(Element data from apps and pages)
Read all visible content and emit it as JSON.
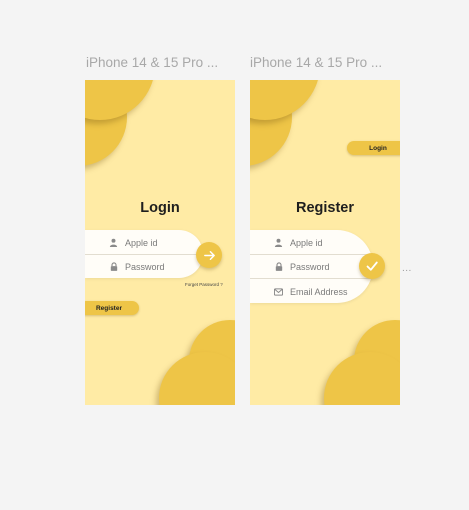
{
  "frames": [
    {
      "title": "iPhone 14 & 15 Pro ...",
      "heading": "Login",
      "fields": [
        {
          "icon": "user-icon",
          "placeholder": "Apple id"
        },
        {
          "icon": "lock-icon",
          "placeholder": "Password"
        }
      ],
      "forgot_link": "Forget Password ?",
      "submit_icon": "arrow-right-icon",
      "switch_button": "Register"
    },
    {
      "title": "iPhone 14 & 15 Pro ...",
      "heading": "Register",
      "fields": [
        {
          "icon": "user-icon",
          "placeholder": "Apple id"
        },
        {
          "icon": "lock-icon",
          "placeholder": "Password"
        },
        {
          "icon": "mail-icon",
          "placeholder": "Email Address"
        }
      ],
      "submit_icon": "checkmark-icon",
      "switch_button": "Login"
    }
  ],
  "more_indicator": "...",
  "colors": {
    "canvas": "#f4f4f4",
    "frame_bg": "#ffeba5",
    "accent": "#eec547",
    "field_bg": "#fffdf8"
  }
}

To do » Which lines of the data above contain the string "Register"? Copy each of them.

Answer section »
      "switch_button": "Register"
      "heading": "Register",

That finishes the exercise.